As populations grow larger, younger, and more urban, countries should develop adaptable resource management programs and bolster state and local political capacity to reduce the risk of civil conflict, said Henrik Urdal, a researcher at the International Peace Research Institute, Oslo (PRIO) at a meeting sponsored by the Environmental Change and Security Program on March 5, 2007. Joined by Jennifer Dabbs Sciubba, doctoral candidate at the University of Maryland and a consultant for policy planning at the U.S. Department of Defense (DoD), Urdal discussed his recent research on the connection between population pressures and violent political conflict.
Population Growth and Resource Scarcity
Since the end of the Cold War, scholars have attempted to explain the underlying causes of conflict using a host of different variables, such as forced migration, ethnic and religious strife, inequality, and resource scarcity. According to the resource scarcity model, for example, rapid population growth is one of the major causes of scarcity of resources like fresh water and arable land, which then triggers armed conflict, particularly in developing countries.
Urdal's research does not support this theory across countries. But his new time-series study of India's 27 states finds a more significant relationship among population pressures, resource scarcity, and conflict within a country. The study, "Population, Resources and Political Violence: A Sub-National Study of India 1956-2002," examines political violence on the local level, where he believes the relationship between these variables is stronger. The evidence supporting an increased risk of conflict, according to Urdal, argues that programs aiming to reduce the risks target local contexts.

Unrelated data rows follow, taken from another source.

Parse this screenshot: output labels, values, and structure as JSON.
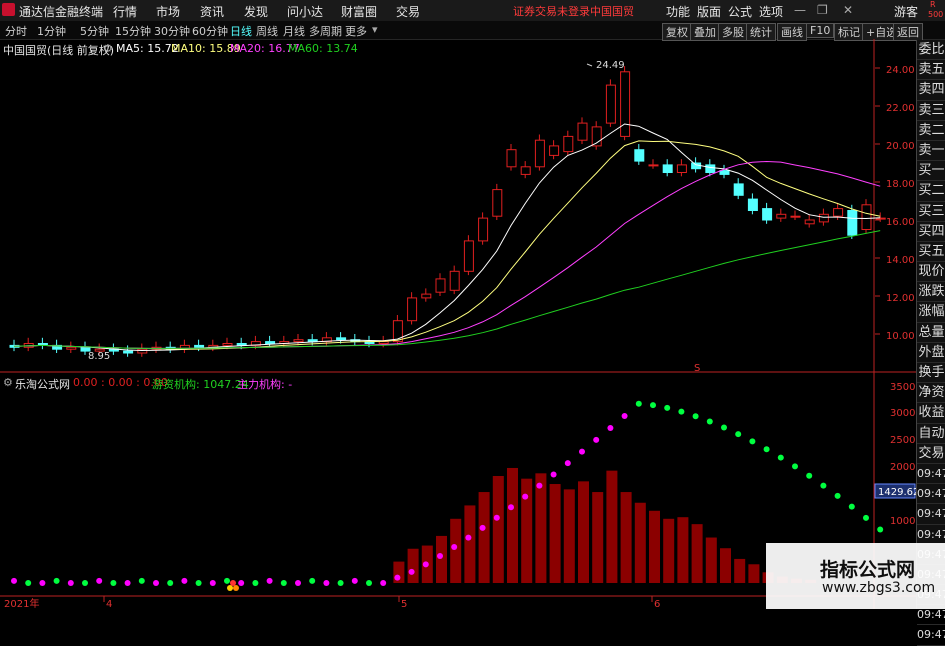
{
  "app": {
    "title": "通达信金融终端",
    "menu": [
      "行情",
      "市场",
      "资讯",
      "发现",
      "问小达",
      "财富圈",
      "交易"
    ],
    "warning": "证券交易未登录",
    "stock_name": "中国国贸",
    "right_menu": [
      "功能",
      "版面",
      "公式",
      "选项"
    ],
    "guest": "游客",
    "corner_top": "R",
    "corner_bottom": "500"
  },
  "periods": {
    "items": [
      "分时",
      "1分钟",
      "5分钟",
      "15分钟",
      "30分钟",
      "60分钟",
      "日线",
      "周线",
      "月线",
      "多周期",
      "更多"
    ],
    "active": "日线"
  },
  "toolbar": [
    "复权",
    "叠加",
    "多股",
    "统计",
    "画线",
    "F10",
    "标记",
    "+自选",
    "返回"
  ],
  "price_panel": {
    "title": "中国国贸(日线 前复权)",
    "ma5": "MA5: 15.72",
    "ma10": "MA10: 15.89",
    "ma20": "MA20: 16.77",
    "ma60": "MA60: 13.74",
    "high_label": "24.49",
    "low_label": "8.95",
    "y_ticks": [
      "24.00",
      "22.00",
      "20.00",
      "18.00",
      "16.00",
      "14.00",
      "12.00",
      "10.00"
    ],
    "marker": "S"
  },
  "indicator_panel": {
    "title": "乐淘公式网",
    "values": "0.00 : 0.00 : 0.00",
    "youzi": "游资机构: 1047.24",
    "zhuli": "主力机构: -",
    "y_ticks": [
      "3500",
      "3000",
      "2500",
      "2000",
      "1500",
      "1000"
    ],
    "cursor_value": "1429.62"
  },
  "x_axis": [
    "2021年",
    "4",
    "5",
    "6"
  ],
  "side_panel": [
    "委比",
    "卖五",
    "卖四",
    "卖三",
    "卖二",
    "卖一",
    "买一",
    "买二",
    "买三",
    "买四",
    "买五",
    "现价",
    "涨跌",
    "涨幅",
    "总量",
    "外盘",
    "换手",
    "净资",
    "收益",
    "自动",
    "交易",
    "09:47",
    "09:47",
    "09:47",
    "09:47",
    "09:47",
    "09:47",
    "09:47",
    "09:47",
    "09:47"
  ],
  "watermark": {
    "title": "指标公式网",
    "url": "www.zbgs3.com"
  },
  "colors": {
    "up": "#e02020",
    "down": "#54ffff",
    "ma5": "#ffffff",
    "ma10": "#ffff80",
    "ma20": "#ff40ff",
    "ma60": "#20d020",
    "dot_pink": "#ff00ff",
    "dot_green": "#00ff40",
    "bar": "#8b0000"
  }
}
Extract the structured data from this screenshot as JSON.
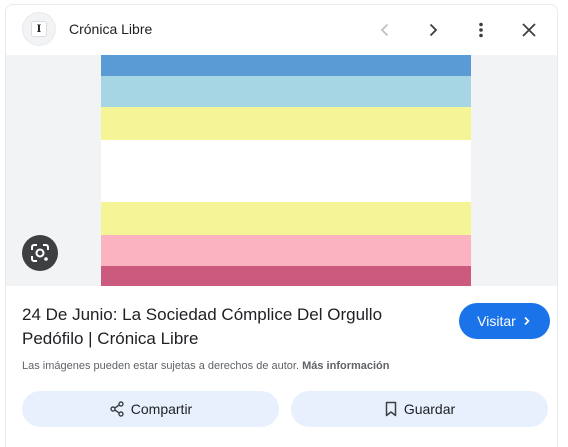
{
  "header": {
    "site_name": "Crónica Libre",
    "site_icon_letter": "I",
    "icons": [
      "back-icon",
      "forward-icon",
      "more-vert-icon",
      "close-icon"
    ]
  },
  "image": {
    "stripes": [
      "#5b9bd5",
      "#a6d5e3",
      "#f5f597",
      "#ffffff",
      "#f5f597",
      "#fcb3c1",
      "#cc5a7e"
    ],
    "lens_icon": "lens-icon"
  },
  "result": {
    "title": "24 De Junio: La Sociedad Cómplice Del Orgullo Pedófilo | Crónica Libre",
    "visit_label": "Visitar",
    "copyright_text": "Las imágenes pueden estar sujetas a derechos de autor.",
    "more_info_label": "Más información"
  },
  "actions": {
    "share_label": "Compartir",
    "save_label": "Guardar"
  },
  "colors": {
    "accent": "#1a73e8",
    "button_bg": "#e8f0fe"
  }
}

Another theory suggests that conflict will be spurred by rapid urbanization, which is already underway: over the next decade, more than 200 million people are expected to move from rural to urban areas. But Scuibba pointed out that the evidence does not support the claim: "It seems very logical that young people who lack opportunities would fight over scant resources, but a lot of the research actually points to the fact that this may not be the case." Urdal's research shows that rapid population growth and increased population density are not significant factors in the onset of conflict. In fact, he said, "In the post-Cold War period, countries with the highest urbanization rates experience lower risk of conflict."
Developing countries bear the brunt of rapid population growth, and are currently facing the largest ever youth cohort in history—1.3 billion people between the ages of 12 and 24. New research reveals that countries with particularly young age structures—known as "youth bulges"—may be more prone to conflict. "In countries where youth make up 35 percent of the total adult population," said Urdal, "the risk of conflict, with all other factors being equal, increases by 150 percent" compared to countries where youth make up only 17 percent of the adult population, as in most developed countries. In 2000, youth made up 35 percent or more of the adult population in 44 countries, including many in sub-Saharan Africa, the Middle East, and South Asia. According to Sciubba, this data helps the DOD identify countries that may be on the brink of conflict.

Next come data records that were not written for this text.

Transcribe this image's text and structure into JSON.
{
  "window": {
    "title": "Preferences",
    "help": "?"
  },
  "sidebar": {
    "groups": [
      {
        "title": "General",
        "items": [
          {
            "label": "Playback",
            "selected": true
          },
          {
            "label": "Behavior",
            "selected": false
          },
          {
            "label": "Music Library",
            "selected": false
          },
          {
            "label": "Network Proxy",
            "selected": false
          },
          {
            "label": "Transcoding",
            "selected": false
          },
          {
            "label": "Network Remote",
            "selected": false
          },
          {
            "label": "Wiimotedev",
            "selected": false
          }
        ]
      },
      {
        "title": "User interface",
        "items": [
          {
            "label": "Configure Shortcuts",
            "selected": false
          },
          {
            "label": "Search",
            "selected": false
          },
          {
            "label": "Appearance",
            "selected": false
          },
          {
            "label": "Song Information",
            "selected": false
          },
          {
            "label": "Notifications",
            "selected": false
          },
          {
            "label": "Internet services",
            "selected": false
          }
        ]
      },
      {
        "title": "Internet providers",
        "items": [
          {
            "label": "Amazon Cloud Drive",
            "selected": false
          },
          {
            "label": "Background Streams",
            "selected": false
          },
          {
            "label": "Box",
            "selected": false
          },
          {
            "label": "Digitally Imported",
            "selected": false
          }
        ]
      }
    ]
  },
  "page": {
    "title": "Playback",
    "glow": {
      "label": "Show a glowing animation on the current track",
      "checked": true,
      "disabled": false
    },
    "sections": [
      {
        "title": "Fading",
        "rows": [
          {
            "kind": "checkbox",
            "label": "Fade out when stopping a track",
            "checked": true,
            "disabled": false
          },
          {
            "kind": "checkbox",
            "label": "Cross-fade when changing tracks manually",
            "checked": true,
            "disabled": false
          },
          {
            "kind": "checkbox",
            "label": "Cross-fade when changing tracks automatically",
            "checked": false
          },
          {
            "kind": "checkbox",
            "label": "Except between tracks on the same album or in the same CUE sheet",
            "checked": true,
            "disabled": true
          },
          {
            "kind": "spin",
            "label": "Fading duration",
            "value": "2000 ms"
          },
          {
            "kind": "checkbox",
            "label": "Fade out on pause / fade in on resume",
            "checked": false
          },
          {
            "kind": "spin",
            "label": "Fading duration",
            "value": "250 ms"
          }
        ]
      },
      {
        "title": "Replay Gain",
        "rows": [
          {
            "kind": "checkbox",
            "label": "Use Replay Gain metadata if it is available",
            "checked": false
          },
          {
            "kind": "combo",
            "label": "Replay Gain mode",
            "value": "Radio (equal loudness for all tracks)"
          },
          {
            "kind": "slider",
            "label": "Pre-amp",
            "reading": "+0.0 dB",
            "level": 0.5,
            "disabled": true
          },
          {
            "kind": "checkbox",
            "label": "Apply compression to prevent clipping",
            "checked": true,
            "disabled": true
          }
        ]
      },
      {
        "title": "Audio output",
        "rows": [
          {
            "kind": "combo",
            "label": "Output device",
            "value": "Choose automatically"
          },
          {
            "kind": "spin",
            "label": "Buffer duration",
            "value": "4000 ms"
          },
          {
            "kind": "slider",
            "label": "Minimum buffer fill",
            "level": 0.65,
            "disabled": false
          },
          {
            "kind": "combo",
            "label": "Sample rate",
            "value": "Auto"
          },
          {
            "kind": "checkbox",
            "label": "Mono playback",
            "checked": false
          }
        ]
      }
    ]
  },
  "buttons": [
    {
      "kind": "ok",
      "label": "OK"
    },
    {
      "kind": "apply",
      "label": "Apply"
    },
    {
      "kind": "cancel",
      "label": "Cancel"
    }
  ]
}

Contextual factors, such as stability within the economy and the labor market, can be critical to understanding the relationship between youth bulges and conflict. Urdal's research found that economic instability, such as a recession, interacts with larger youth bulges to produce a greater risk of terrorist events: "In poorer countries, where the opportunity costs of youth are particularly low, failure to facilitate an integration of youth into the labor market may actually increase the risk of political violence." He also noted that youth bulges can become a particular problem when countries expand higher education without securing employment opportunities for youth: "[A]fter large expansions in tertiary education, youth bulges seem to have an increasing impact on risk for terrorism events."

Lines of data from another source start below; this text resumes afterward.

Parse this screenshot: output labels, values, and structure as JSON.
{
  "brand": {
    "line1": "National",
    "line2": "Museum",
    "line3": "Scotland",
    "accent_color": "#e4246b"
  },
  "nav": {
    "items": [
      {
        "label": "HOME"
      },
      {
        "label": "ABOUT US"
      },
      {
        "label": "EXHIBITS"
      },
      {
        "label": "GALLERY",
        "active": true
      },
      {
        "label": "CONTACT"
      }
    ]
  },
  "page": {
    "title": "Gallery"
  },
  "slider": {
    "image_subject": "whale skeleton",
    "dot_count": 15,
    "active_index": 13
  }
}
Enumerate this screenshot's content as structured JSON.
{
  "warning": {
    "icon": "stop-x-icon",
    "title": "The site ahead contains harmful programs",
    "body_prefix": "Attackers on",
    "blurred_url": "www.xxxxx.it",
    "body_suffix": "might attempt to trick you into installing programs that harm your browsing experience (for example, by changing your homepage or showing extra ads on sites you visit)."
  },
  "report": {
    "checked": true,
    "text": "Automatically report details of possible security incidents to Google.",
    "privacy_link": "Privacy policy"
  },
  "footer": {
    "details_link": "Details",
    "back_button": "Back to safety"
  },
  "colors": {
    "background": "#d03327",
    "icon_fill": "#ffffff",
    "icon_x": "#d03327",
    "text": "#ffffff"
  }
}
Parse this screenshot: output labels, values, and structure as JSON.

Parsing Policy From Population Data
According to Sciubba, the combined findings from Urdal's cross-national and sub-national studies suggest that demography is not destiny. This is good news, she said, noting that the DOD can do little about factors like rapid population growth. Instead, data from studies such as Urdal's reveal that the United States can help reduce the risk of conflict by reinforcing good governance and building political capacity: "I think those are traits that [the] U.S. foreign policy community can positively impact [in] other countries."
Drafted by Sean Peoples.
- Senior Researcher, Centre for the Study of Civil War, Peace Research Institute Oslo; Research Fellow, Initiative on Religion in International Affairs and International Security Program, Harvard University
- Mellon Environmental Fellow, Department of International Studies, Rhodes College